### [Work item]
The string "JSON" may appear in lines of the entries below. Report how many lines hold it, with only the number.

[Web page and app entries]
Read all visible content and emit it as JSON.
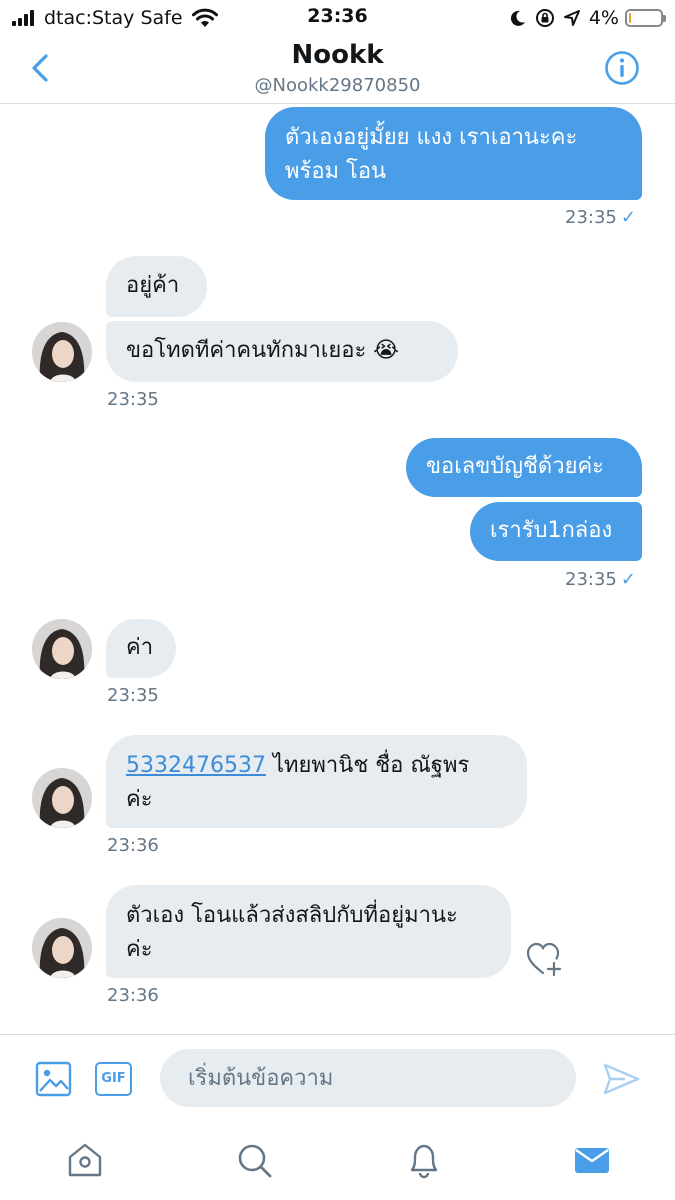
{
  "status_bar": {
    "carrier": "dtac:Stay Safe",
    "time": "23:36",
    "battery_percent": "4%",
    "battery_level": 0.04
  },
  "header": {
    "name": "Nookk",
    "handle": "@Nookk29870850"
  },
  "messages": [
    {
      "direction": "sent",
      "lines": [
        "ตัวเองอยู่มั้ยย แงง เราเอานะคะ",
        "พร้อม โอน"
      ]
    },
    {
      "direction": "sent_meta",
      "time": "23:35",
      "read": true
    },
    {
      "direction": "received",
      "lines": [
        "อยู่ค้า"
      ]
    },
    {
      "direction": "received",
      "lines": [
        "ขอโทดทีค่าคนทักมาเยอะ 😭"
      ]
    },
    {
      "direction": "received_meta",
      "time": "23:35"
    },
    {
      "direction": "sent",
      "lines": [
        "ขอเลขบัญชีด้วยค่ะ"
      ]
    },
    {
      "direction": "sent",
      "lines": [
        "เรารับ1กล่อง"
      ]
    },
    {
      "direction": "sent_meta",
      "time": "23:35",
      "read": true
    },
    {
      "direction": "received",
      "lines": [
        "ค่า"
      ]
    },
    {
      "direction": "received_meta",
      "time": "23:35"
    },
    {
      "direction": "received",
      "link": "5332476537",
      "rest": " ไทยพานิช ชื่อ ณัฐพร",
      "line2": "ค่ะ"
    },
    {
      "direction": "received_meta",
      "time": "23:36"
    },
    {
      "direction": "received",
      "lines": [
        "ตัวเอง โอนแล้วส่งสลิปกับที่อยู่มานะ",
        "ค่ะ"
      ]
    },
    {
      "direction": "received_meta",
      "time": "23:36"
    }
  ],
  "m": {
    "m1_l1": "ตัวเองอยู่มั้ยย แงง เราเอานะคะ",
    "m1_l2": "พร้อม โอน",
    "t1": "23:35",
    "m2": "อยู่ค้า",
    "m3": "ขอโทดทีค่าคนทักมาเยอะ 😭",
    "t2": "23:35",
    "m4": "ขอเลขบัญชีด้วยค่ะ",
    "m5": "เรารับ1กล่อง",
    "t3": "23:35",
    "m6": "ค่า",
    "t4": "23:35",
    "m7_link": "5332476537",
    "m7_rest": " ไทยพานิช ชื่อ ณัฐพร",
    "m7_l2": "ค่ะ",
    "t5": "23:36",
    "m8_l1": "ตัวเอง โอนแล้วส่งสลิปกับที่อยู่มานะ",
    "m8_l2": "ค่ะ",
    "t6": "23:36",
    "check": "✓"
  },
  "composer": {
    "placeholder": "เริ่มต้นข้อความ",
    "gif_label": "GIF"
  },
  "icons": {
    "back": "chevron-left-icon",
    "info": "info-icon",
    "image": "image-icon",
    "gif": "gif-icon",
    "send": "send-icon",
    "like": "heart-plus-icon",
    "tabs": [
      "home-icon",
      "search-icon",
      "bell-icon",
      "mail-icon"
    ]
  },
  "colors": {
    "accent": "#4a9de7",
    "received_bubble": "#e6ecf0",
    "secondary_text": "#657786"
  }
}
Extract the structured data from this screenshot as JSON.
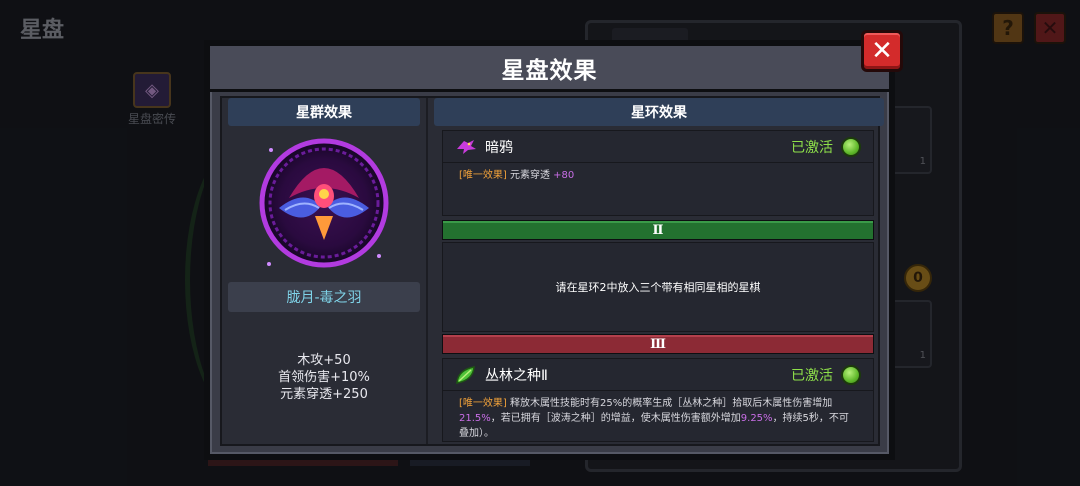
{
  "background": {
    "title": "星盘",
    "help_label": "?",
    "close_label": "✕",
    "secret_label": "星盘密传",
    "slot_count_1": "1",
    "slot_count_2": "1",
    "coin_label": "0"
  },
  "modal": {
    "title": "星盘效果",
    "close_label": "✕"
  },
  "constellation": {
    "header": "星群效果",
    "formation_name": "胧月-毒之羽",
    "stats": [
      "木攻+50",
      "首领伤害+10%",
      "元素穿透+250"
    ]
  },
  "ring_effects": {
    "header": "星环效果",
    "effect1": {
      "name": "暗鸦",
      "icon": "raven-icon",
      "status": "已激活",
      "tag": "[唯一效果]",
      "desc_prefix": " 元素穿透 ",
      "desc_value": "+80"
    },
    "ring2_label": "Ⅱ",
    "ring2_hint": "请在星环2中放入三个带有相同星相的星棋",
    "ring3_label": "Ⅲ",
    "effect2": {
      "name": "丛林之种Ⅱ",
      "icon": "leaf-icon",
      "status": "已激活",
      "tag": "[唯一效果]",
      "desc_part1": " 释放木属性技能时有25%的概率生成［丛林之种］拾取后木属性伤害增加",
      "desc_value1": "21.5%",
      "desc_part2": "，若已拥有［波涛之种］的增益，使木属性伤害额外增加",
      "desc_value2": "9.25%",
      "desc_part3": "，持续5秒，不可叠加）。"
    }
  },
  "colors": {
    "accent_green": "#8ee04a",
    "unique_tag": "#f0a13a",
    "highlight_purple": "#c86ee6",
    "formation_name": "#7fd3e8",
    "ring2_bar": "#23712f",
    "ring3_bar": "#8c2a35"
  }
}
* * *
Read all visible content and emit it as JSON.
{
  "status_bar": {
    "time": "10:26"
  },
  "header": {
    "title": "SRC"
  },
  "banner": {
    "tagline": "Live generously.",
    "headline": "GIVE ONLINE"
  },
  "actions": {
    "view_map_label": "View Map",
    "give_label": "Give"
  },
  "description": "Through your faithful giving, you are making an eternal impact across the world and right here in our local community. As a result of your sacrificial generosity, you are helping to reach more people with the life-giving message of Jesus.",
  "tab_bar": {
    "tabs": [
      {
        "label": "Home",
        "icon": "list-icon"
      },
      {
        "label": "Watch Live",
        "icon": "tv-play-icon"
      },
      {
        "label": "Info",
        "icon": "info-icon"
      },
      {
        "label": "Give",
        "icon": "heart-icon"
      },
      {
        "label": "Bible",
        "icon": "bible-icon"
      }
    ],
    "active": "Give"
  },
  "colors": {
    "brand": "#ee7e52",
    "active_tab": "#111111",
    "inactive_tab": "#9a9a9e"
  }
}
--
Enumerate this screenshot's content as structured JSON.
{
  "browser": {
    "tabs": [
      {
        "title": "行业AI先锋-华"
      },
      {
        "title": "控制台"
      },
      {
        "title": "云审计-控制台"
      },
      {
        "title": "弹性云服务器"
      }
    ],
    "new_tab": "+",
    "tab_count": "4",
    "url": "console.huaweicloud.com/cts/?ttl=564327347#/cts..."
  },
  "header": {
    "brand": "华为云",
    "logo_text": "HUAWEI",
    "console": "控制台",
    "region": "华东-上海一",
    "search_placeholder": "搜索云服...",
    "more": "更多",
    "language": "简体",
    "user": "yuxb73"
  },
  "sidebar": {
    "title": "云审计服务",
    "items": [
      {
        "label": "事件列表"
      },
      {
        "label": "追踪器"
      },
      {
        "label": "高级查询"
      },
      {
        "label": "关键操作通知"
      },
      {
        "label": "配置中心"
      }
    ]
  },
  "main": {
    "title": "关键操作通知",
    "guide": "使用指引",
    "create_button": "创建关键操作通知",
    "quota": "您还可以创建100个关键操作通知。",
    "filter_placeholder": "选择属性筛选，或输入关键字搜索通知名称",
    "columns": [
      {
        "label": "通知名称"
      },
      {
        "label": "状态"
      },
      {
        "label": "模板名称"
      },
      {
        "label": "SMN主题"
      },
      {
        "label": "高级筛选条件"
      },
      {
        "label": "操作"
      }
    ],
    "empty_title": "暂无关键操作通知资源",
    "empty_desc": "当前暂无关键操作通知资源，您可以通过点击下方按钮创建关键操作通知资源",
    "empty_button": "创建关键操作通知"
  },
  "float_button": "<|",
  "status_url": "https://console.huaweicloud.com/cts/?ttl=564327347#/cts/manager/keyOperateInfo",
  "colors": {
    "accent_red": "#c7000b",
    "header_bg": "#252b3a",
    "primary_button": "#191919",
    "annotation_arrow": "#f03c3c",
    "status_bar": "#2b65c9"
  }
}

### [Answer section]
4